**Exercise description:** Copy out every record exactly.

Excerpts from an interface dataset:
- - -

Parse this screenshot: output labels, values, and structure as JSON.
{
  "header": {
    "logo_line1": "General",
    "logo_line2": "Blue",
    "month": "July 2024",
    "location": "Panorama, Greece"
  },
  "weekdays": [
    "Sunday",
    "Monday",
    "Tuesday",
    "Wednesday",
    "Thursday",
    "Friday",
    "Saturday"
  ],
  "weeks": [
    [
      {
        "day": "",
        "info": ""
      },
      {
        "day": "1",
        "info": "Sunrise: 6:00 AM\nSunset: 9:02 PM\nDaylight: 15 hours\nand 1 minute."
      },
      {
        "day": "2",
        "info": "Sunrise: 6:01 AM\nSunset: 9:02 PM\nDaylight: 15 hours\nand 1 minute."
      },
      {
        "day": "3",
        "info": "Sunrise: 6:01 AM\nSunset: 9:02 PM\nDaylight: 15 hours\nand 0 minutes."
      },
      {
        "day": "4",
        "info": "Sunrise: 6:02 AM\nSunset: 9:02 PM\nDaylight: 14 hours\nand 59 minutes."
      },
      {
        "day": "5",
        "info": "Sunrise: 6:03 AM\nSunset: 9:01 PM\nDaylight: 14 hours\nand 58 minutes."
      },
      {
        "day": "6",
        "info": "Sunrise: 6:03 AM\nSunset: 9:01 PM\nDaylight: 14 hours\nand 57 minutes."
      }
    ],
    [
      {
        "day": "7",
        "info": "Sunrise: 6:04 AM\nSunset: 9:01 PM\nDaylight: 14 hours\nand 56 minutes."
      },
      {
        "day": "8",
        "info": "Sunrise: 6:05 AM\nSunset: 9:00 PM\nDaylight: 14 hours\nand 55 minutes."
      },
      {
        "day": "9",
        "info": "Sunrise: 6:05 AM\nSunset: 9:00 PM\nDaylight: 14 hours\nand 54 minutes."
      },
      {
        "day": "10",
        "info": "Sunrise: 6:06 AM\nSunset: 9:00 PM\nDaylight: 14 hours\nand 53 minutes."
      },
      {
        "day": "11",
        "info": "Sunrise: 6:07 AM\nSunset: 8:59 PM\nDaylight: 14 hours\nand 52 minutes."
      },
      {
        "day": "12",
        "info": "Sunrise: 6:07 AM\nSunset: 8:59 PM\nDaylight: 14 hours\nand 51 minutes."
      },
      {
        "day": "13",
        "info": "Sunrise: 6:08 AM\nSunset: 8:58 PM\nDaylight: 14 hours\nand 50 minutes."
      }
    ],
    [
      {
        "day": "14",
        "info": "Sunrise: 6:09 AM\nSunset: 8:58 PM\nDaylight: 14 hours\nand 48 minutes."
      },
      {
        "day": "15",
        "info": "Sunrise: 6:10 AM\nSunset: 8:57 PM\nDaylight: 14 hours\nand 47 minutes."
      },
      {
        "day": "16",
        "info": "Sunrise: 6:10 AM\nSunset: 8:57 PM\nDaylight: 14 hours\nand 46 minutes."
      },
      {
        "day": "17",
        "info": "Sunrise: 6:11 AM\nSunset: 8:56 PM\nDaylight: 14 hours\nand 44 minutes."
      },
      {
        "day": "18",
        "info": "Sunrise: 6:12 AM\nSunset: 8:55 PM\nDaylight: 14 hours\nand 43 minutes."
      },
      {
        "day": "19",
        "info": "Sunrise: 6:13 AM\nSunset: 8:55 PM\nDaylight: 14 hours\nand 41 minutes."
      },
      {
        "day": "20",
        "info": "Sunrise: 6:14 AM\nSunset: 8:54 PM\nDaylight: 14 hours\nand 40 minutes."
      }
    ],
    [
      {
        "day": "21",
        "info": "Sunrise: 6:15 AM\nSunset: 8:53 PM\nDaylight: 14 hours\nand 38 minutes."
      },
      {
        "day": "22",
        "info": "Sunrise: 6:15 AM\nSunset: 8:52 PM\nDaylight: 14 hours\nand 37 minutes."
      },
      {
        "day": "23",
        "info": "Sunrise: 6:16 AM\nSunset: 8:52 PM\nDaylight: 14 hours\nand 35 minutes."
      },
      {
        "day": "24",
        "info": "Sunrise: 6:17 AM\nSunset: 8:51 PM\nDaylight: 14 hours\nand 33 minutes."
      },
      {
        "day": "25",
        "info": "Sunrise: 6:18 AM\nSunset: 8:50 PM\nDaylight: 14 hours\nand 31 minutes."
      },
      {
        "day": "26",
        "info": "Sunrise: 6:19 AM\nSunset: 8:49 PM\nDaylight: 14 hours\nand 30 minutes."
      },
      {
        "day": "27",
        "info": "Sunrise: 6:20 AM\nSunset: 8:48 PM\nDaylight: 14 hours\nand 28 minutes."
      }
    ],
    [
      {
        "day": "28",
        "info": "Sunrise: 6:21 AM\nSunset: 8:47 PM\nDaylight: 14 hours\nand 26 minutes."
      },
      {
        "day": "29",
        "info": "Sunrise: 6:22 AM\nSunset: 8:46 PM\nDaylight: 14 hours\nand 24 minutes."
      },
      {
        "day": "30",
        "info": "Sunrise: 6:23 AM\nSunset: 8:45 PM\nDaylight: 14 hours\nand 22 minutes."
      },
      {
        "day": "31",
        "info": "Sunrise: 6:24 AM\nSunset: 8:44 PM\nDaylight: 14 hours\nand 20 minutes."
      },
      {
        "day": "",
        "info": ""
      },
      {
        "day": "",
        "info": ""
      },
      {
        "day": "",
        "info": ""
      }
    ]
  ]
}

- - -

**Task answer:**
Parse this screenshot: output labels, values, and structure as JSON.
{
  "header": {
    "logo_line1": "General",
    "logo_line2": "Blue",
    "month": "July 2024",
    "location": "Panorama, Greece"
  },
  "weekdays": [
    "Sunday",
    "Monday",
    "Tuesday",
    "Wednesday",
    "Thursday",
    "Friday",
    "Saturday"
  ],
  "weeks": [
    [
      {
        "day": "",
        "info": ""
      },
      {
        "day": "1",
        "info": "Sunrise: 6:00 AM\nSunset: 9:02 PM\nDaylight: 15 hours\nand 1 minute."
      },
      {
        "day": "2",
        "info": "Sunrise: 6:01 AM\nSunset: 9:02 PM\nDaylight: 15 hours\nand 1 minute."
      },
      {
        "day": "3",
        "info": "Sunrise: 6:01 AM\nSunset: 9:02 PM\nDaylight: 15 hours\nand 0 minutes."
      },
      {
        "day": "4",
        "info": "Sunrise: 6:02 AM\nSunset: 9:02 PM\nDaylight: 14 hours\nand 59 minutes."
      },
      {
        "day": "5",
        "info": "Sunrise: 6:03 AM\nSunset: 9:01 PM\nDaylight: 14 hours\nand 58 minutes."
      },
      {
        "day": "6",
        "info": "Sunrise: 6:03 AM\nSunset: 9:01 PM\nDaylight: 14 hours\nand 57 minutes."
      }
    ],
    [
      {
        "day": "7",
        "info": "Sunrise: 6:04 AM\nSunset: 9:01 PM\nDaylight: 14 hours\nand 56 minutes."
      },
      {
        "day": "8",
        "info": "Sunrise: 6:05 AM\nSunset: 9:00 PM\nDaylight: 14 hours\nand 55 minutes."
      },
      {
        "day": "9",
        "info": "Sunrise: 6:05 AM\nSunset: 9:00 PM\nDaylight: 14 hours\nand 54 minutes."
      },
      {
        "day": "10",
        "info": "Sunrise: 6:06 AM\nSunset: 9:00 PM\nDaylight: 14 hours\nand 53 minutes."
      },
      {
        "day": "11",
        "info": "Sunrise: 6:07 AM\nSunset: 8:59 PM\nDaylight: 14 hours\nand 52 minutes."
      },
      {
        "day": "12",
        "info": "Sunrise: 6:07 AM\nSunset: 8:59 PM\nDaylight: 14 hours\nand 51 minutes."
      },
      {
        "day": "13",
        "info": "Sunrise: 6:08 AM\nSunset: 8:58 PM\nDaylight: 14 hours\nand 50 minutes."
      }
    ],
    [
      {
        "day": "14",
        "info": "Sunrise: 6:09 AM\nSunset: 8:58 PM\nDaylight: 14 hours\nand 48 minutes."
      },
      {
        "day": "15",
        "info": "Sunrise: 6:10 AM\nSunset: 8:57 PM\nDaylight: 14 hours\nand 47 minutes."
      },
      {
        "day": "16",
        "info": "Sunrise: 6:10 AM\nSunset: 8:57 PM\nDaylight: 14 hours\nand 46 minutes."
      },
      {
        "day": "17",
        "info": "Sunrise: 6:11 AM\nSunset: 8:56 PM\nDaylight: 14 hours\nand 44 minutes."
      },
      {
        "day": "18",
        "info": "Sunrise: 6:12 AM\nSunset: 8:55 PM\nDaylight: 14 hours\nand 43 minutes."
      },
      {
        "day": "19",
        "info": "Sunrise: 6:13 AM\nSunset: 8:55 PM\nDaylight: 14 hours\nand 41 minutes."
      },
      {
        "day": "20",
        "info": "Sunrise: 6:14 AM\nSunset: 8:54 PM\nDaylight: 14 hours\nand 40 minutes."
      }
    ],
    [
      {
        "day": "21",
        "info": "Sunrise: 6:15 AM\nSunset: 8:53 PM\nDaylight: 14 hours\nand 38 minutes."
      },
      {
        "day": "22",
        "info": "Sunrise: 6:15 AM\nSunset: 8:52 PM\nDaylight: 14 hours\nand 37 minutes."
      },
      {
        "day": "23",
        "info": "Sunrise: 6:16 AM\nSunset: 8:52 PM\nDaylight: 14 hours\nand 35 minutes."
      },
      {
        "day": "24",
        "info": "Sunrise: 6:17 AM\nSunset: 8:51 PM\nDaylight: 14 hours\nand 33 minutes."
      },
      {
        "day": "25",
        "info": "Sunrise: 6:18 AM\nSunset: 8:50 PM\nDaylight: 14 hours\nand 31 minutes."
      },
      {
        "day": "26",
        "info": "Sunrise: 6:19 AM\nSunset: 8:49 PM\nDaylight: 14 hours\nand 30 minutes."
      },
      {
        "day": "27",
        "info": "Sunrise: 6:20 AM\nSunset: 8:48 PM\nDaylight: 14 hours\nand 28 minutes."
      }
    ],
    [
      {
        "day": "28",
        "info": "Sunrise: 6:21 AM\nSunset: 8:47 PM\nDaylight: 14 hours\nand 26 minutes."
      },
      {
        "day": "29",
        "info": "Sunrise: 6:22 AM\nSunset: 8:46 PM\nDaylight: 14 hours\nand 24 minutes."
      },
      {
        "day": "30",
        "info": "Sunrise: 6:23 AM\nSunset: 8:45 PM\nDaylight: 14 hours\nand 22 minutes."
      },
      {
        "day": "31",
        "info": "Sunrise: 6:24 AM\nSunset: 8:44 PM\nDaylight: 14 hours\nand 20 minutes."
      },
      {
        "day": "",
        "info": ""
      },
      {
        "day": "",
        "info": ""
      },
      {
        "day": "",
        "info": ""
      }
    ]
  ]
}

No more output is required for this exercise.